- EXTRACTED RECORDS
-------
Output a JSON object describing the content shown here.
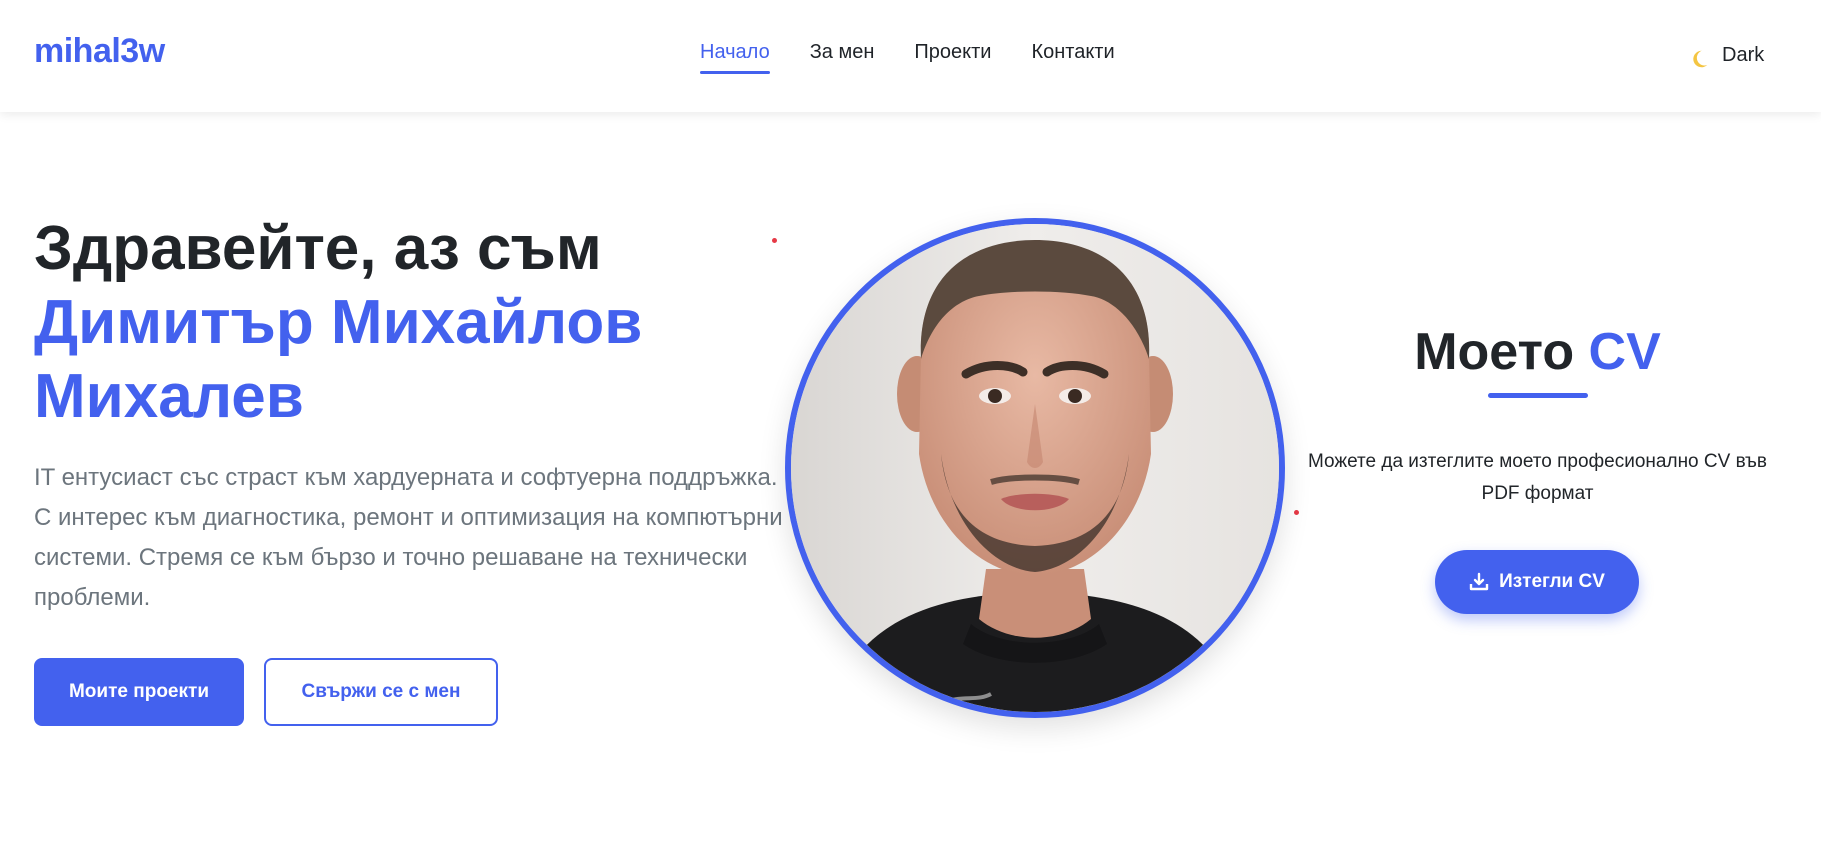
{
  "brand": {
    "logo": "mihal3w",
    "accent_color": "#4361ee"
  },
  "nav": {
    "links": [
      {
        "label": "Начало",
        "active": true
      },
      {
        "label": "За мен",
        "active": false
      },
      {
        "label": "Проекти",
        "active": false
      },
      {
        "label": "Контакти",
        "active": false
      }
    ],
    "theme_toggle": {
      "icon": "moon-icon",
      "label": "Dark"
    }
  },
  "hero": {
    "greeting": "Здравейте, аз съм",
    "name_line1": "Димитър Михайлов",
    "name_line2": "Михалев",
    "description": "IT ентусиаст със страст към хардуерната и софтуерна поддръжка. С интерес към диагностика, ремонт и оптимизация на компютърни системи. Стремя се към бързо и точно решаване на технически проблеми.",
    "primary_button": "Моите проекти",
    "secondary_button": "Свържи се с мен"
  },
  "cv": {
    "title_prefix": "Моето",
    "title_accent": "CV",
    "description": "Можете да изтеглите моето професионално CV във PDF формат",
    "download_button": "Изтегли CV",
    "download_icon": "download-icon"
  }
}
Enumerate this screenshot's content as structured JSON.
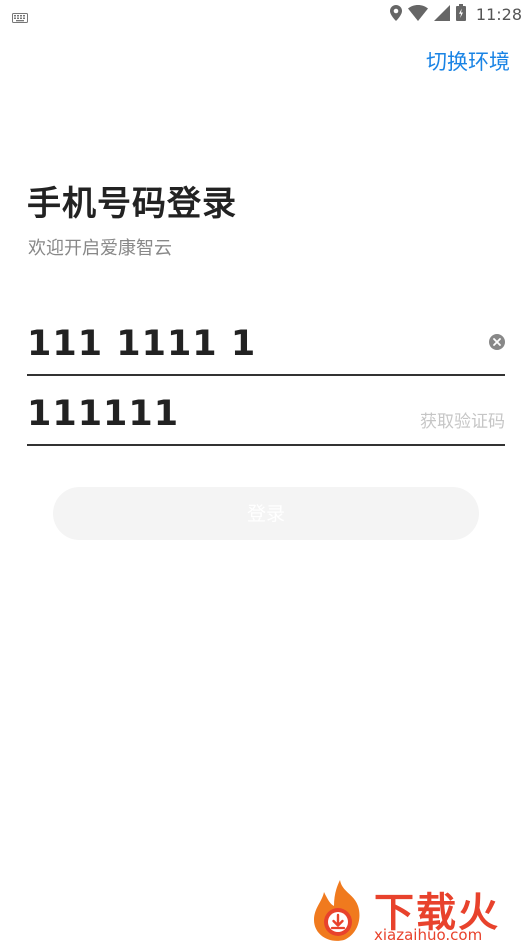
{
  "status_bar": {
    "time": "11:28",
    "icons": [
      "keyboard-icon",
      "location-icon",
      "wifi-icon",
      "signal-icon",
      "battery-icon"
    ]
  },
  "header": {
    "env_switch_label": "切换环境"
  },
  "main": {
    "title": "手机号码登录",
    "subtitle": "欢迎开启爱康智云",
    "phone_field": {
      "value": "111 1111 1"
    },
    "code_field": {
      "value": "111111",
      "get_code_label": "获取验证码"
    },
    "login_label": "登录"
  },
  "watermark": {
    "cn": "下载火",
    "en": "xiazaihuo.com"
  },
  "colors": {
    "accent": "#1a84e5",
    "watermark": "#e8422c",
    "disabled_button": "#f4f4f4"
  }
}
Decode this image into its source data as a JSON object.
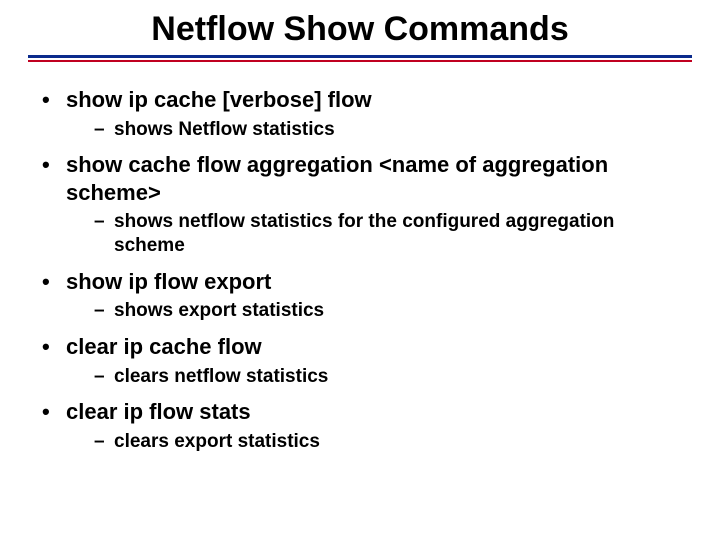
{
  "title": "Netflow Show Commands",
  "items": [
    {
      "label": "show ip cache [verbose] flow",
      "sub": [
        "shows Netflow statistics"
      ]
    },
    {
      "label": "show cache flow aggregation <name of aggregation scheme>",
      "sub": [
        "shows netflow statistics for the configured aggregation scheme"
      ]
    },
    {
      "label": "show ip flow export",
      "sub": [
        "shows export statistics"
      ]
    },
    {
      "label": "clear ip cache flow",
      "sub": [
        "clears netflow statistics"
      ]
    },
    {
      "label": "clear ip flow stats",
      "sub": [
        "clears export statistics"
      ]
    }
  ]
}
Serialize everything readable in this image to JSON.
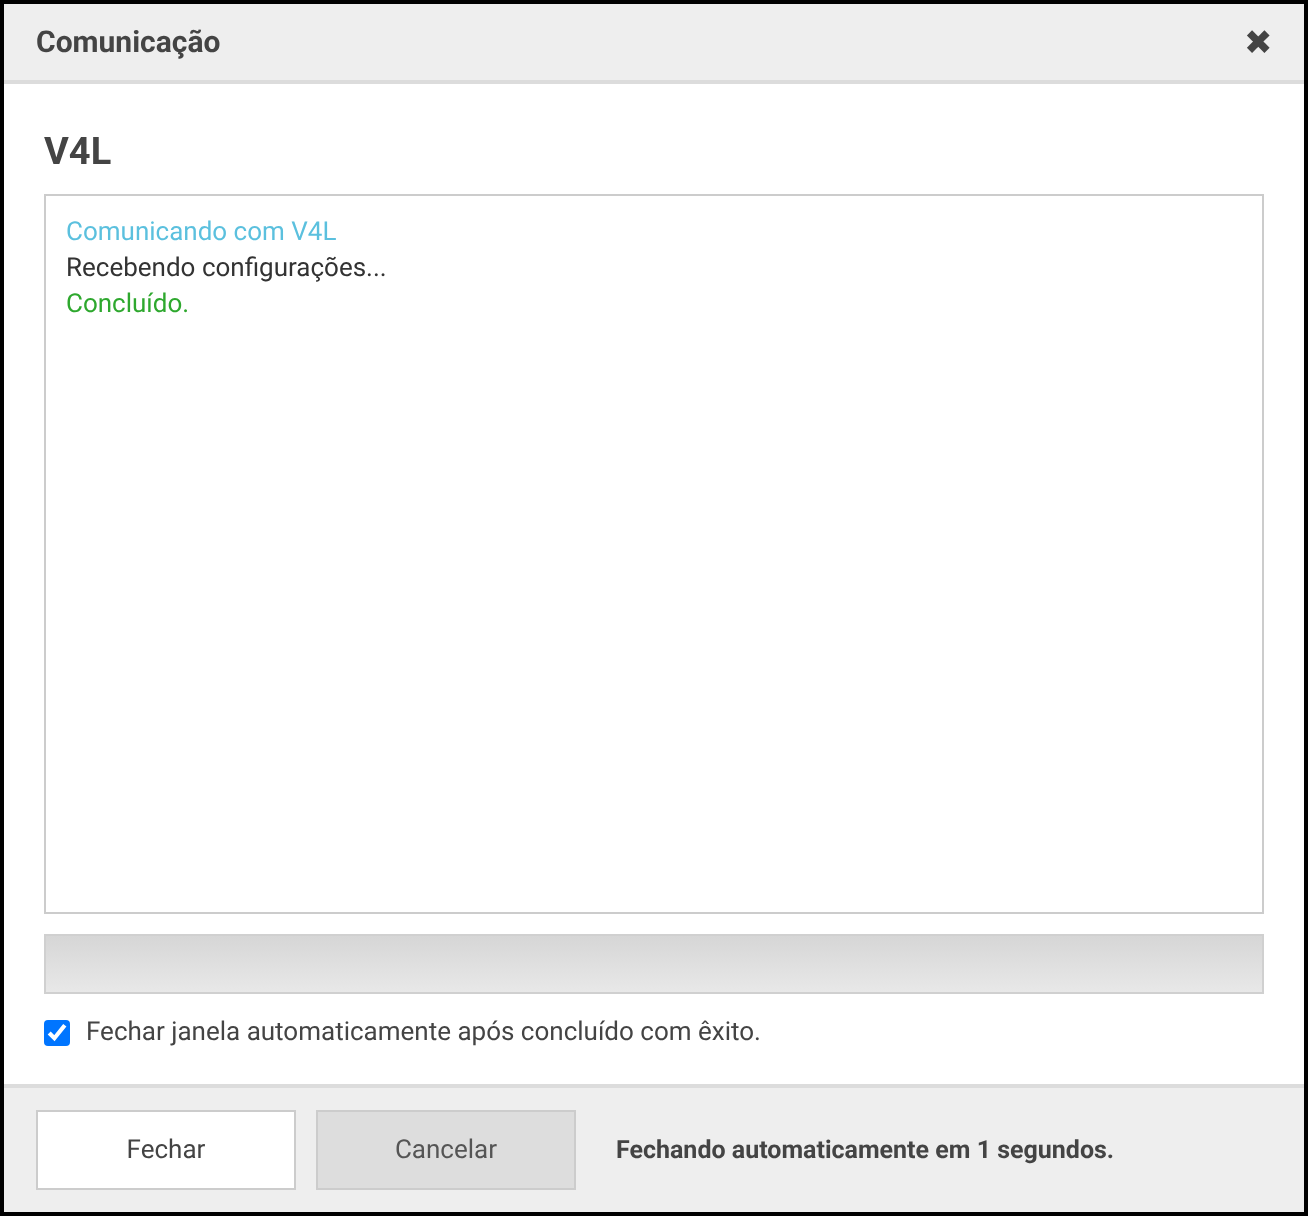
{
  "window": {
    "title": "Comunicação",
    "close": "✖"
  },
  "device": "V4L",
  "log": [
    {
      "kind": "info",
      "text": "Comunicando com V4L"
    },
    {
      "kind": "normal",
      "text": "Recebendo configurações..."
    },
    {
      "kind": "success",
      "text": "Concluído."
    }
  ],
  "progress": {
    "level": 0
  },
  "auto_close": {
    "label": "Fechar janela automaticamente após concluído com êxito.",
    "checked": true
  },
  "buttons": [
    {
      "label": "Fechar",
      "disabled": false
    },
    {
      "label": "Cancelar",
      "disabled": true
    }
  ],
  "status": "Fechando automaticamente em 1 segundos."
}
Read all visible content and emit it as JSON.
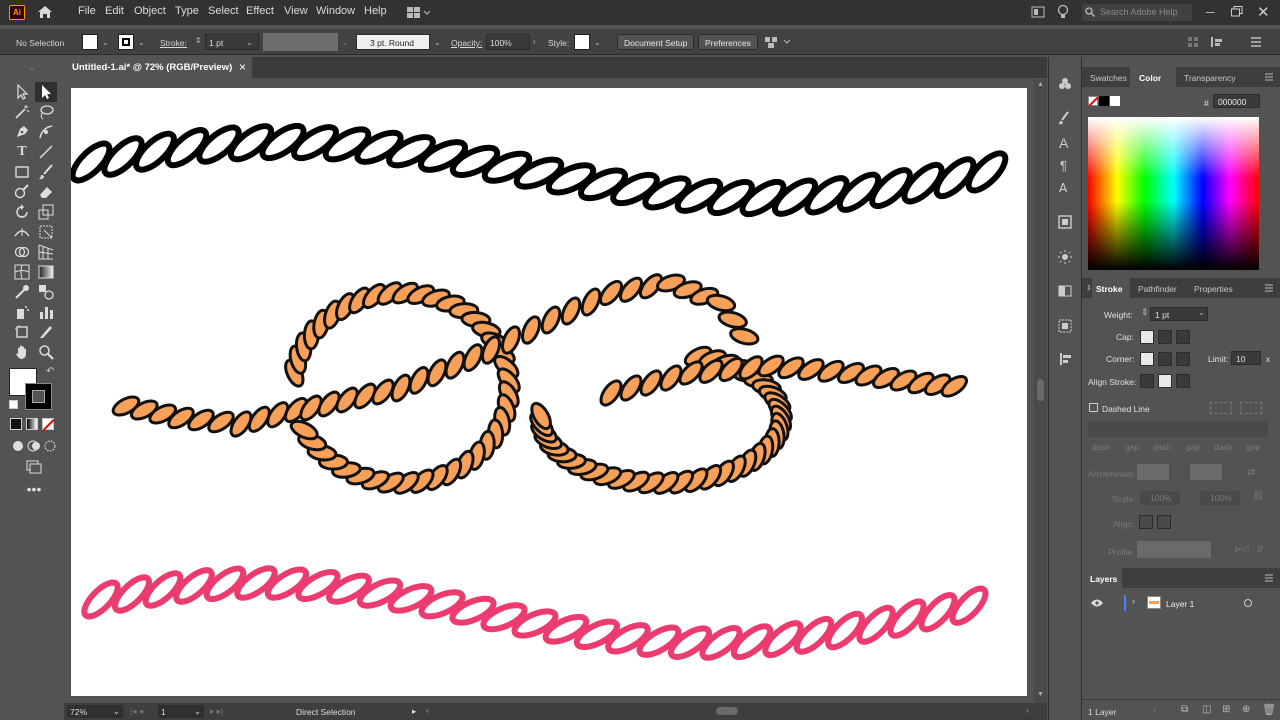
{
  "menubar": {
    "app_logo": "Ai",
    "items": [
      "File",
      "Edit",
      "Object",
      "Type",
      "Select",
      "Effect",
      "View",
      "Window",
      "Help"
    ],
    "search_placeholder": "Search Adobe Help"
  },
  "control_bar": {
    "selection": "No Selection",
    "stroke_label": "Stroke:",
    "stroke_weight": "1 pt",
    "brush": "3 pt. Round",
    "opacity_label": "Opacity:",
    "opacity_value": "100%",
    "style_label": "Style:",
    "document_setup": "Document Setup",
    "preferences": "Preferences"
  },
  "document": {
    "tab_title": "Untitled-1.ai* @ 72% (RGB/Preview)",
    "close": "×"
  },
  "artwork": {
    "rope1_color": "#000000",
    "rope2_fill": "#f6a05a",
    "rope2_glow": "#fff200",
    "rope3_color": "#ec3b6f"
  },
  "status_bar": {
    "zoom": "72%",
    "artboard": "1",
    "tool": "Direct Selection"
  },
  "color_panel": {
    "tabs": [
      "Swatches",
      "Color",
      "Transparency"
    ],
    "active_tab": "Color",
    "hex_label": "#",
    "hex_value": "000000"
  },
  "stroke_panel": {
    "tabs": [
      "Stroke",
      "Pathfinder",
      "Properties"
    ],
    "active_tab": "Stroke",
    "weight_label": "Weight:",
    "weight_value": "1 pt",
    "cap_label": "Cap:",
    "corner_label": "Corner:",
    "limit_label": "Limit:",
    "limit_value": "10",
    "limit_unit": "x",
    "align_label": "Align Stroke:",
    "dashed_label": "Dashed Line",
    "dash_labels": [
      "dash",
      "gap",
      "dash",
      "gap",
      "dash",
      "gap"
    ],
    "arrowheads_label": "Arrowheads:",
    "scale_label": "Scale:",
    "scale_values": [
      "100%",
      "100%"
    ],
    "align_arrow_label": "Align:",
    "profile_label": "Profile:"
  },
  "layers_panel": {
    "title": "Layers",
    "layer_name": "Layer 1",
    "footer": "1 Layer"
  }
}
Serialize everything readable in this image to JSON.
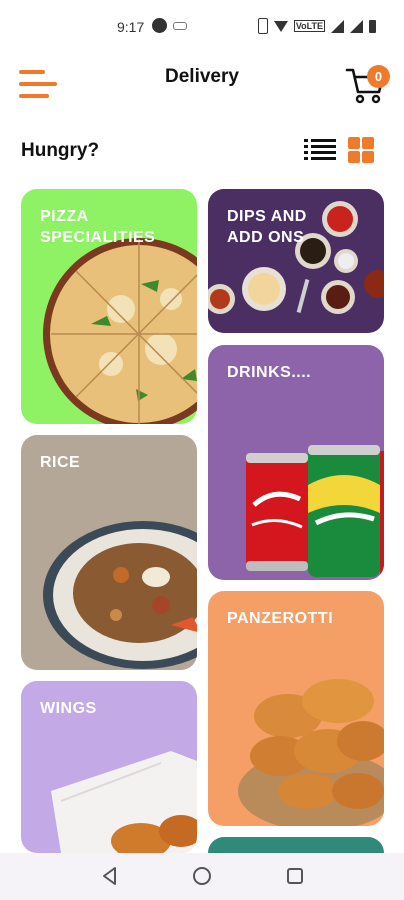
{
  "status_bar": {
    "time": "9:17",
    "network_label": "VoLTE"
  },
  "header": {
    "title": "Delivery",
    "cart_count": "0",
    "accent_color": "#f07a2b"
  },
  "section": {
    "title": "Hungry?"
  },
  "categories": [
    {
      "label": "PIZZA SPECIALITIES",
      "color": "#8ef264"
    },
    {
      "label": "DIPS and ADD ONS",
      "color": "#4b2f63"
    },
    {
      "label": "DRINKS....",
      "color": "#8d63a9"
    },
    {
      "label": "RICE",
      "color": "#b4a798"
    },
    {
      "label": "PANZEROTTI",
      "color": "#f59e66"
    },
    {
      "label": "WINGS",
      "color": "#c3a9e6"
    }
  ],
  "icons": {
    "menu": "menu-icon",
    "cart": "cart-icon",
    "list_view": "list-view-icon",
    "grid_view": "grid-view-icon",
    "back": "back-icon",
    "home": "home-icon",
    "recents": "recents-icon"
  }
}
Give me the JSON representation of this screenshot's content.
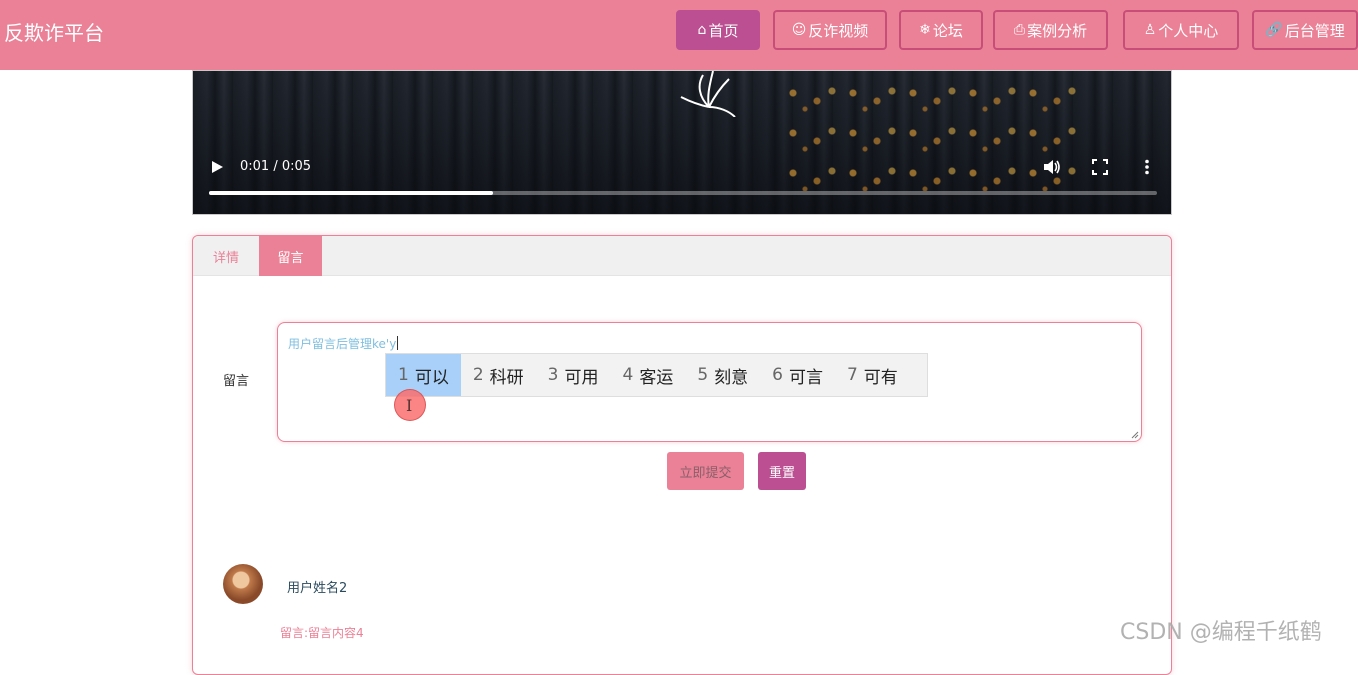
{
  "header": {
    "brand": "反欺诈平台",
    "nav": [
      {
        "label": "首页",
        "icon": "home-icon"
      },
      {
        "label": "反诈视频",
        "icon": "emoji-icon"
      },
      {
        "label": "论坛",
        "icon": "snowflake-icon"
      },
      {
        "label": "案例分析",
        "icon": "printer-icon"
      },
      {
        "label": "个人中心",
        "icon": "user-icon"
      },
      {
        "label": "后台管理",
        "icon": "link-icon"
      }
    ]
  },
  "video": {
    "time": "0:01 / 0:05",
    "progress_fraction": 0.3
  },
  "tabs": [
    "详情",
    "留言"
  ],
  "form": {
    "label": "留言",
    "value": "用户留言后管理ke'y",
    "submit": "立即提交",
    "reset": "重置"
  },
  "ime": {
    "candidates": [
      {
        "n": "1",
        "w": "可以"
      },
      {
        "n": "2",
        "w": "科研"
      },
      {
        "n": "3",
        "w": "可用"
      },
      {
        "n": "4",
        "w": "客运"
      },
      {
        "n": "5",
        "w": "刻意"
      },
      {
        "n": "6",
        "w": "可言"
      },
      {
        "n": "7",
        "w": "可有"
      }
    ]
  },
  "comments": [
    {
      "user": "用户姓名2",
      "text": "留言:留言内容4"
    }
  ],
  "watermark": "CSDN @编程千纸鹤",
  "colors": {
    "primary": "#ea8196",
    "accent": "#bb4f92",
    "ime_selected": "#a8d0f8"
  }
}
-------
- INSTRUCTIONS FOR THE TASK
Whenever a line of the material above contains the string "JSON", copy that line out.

- RESPONSE AREA
Output a JSON object describing the content shown here.
Enumerate this screenshot's content as structured JSON.
Decode this image into its source data as a JSON object.
Serialize everything readable in this image to JSON.
Read all visible content and emit it as JSON.
Serialize everything readable in this image to JSON.
Give me the JSON representation of this screenshot's content.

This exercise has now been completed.